Link Logistics would add the terminal to its massive 440M SF portfolio and its $8.2B in acquisitions this year, according to its Q3 update last week. An industrial giant, the company focuses on last-mile locations and other logistics facilities and recently spent a combined $329M on Massachusetts warehouses.
Waltham-based Global Partners counts at least six waterfront terminals in New England among its portfolio of 26 terminals and 1,600 third-party gas stations and other providers spanning across 26 states. It sells approximately 359,000 barrels of product daily. The firm caused a local ruckus around the terminal in 2013 when it planned to ship ethanol by rail to Revere, a plan it withdrew after opposition from residents and officials in Cambridge, Somerville and Boston.
The petroleum business is seeing improved demand for its operations despite a significant increase in wholesale fuel prices in the past 12 months, Global Partners CEO and President Eric Slifka said in a September statement related to the firm’s Q3 report.
“Like other businesses, we encountered spot supply chain disruptions and labor shortages,” Slifka said. “We were able to mitigate these issues where possible, minimizing impacts, and our third-quarter results were strong.”
Today, the oil market is encountering swings in response to the omicron variant of the coronavirus, and as the U.S. and other non-OPEC countries are preparing to release tens of millions of oil from their stockpiles in response to elevated gas prices, The New York Times reports.
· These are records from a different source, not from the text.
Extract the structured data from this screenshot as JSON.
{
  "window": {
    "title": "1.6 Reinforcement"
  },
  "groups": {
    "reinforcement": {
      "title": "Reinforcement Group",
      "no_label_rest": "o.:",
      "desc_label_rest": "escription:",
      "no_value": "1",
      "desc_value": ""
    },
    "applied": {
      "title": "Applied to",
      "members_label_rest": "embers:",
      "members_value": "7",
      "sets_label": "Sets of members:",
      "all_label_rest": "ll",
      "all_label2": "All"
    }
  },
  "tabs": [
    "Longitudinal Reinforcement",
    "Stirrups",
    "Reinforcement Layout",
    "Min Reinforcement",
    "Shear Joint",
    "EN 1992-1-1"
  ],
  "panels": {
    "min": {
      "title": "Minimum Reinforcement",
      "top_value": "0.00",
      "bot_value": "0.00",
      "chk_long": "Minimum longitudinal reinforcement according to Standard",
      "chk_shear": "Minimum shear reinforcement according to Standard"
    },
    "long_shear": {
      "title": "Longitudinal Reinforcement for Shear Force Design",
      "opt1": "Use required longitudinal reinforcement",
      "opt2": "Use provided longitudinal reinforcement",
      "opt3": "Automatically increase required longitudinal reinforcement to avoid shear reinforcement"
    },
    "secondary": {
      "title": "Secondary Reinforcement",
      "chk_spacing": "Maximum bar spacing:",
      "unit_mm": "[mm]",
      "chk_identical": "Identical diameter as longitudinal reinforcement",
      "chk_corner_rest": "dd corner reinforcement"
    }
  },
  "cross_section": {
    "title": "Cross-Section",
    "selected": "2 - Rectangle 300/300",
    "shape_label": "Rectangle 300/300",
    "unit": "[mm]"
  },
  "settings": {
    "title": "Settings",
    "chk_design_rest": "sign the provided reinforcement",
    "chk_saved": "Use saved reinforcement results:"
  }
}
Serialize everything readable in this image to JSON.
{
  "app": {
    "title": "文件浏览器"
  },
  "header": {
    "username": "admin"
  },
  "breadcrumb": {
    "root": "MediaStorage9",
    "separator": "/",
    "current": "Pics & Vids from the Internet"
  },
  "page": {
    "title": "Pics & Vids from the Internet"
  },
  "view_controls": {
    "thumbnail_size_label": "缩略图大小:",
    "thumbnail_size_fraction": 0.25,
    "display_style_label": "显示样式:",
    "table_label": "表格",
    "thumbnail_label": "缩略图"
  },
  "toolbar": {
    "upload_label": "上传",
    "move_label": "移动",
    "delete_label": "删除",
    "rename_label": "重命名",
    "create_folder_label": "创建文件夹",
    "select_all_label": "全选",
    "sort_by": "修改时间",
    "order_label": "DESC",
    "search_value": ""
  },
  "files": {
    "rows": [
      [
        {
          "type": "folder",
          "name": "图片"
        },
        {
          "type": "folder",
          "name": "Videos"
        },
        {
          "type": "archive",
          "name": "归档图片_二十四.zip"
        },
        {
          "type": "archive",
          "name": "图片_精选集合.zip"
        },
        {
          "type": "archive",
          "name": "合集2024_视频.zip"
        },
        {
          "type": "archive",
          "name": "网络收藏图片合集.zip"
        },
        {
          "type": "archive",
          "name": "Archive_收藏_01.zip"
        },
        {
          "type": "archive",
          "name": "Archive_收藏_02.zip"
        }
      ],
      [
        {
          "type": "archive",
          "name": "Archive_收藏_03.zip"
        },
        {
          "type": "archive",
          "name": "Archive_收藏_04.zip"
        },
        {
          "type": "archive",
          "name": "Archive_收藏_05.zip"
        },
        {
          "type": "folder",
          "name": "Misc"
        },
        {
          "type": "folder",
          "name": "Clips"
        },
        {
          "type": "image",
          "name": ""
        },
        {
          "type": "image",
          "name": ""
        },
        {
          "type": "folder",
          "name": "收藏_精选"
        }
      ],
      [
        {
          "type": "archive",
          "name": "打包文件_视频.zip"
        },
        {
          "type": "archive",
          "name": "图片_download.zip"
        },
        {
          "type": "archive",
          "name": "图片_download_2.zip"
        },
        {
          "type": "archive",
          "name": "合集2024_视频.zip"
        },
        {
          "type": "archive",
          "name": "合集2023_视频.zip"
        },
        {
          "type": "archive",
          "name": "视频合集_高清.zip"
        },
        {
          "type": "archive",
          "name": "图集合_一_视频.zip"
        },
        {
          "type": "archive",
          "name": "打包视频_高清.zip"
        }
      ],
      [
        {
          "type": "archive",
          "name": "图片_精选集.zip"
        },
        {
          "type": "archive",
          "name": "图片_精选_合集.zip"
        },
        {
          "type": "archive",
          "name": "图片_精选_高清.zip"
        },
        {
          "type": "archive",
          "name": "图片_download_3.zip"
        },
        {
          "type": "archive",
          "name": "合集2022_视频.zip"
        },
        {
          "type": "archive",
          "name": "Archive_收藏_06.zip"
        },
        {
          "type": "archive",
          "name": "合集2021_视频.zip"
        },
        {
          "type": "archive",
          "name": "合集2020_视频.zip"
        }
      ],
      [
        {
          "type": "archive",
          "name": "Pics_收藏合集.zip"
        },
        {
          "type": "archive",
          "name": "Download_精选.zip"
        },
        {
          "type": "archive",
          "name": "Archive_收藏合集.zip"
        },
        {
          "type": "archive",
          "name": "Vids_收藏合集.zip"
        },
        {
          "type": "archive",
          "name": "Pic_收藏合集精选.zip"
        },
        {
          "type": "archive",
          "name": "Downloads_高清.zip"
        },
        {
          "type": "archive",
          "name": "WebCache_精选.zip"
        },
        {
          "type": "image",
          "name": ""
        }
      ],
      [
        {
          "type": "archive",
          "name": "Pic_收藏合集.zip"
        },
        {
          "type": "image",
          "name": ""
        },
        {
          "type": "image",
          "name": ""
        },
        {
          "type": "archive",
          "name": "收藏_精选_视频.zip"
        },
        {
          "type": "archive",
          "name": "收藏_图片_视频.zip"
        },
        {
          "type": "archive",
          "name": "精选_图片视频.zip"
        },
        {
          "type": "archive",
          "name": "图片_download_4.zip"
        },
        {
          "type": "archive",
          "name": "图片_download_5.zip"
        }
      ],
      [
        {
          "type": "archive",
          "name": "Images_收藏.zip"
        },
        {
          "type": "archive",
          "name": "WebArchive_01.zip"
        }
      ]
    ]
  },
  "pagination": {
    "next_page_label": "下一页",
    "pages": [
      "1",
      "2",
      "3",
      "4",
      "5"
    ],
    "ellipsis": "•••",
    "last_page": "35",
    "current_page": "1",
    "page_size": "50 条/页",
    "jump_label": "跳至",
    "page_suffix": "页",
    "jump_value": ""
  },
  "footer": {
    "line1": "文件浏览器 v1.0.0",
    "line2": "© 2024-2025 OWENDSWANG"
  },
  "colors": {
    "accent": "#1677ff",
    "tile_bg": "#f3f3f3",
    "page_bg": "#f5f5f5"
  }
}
CORRECTION, DEC. 3, 10:40 A.M. ET: A previous version of this story incorrectly described the transaction as closed, instead of under agreement. The story and headline have been updated.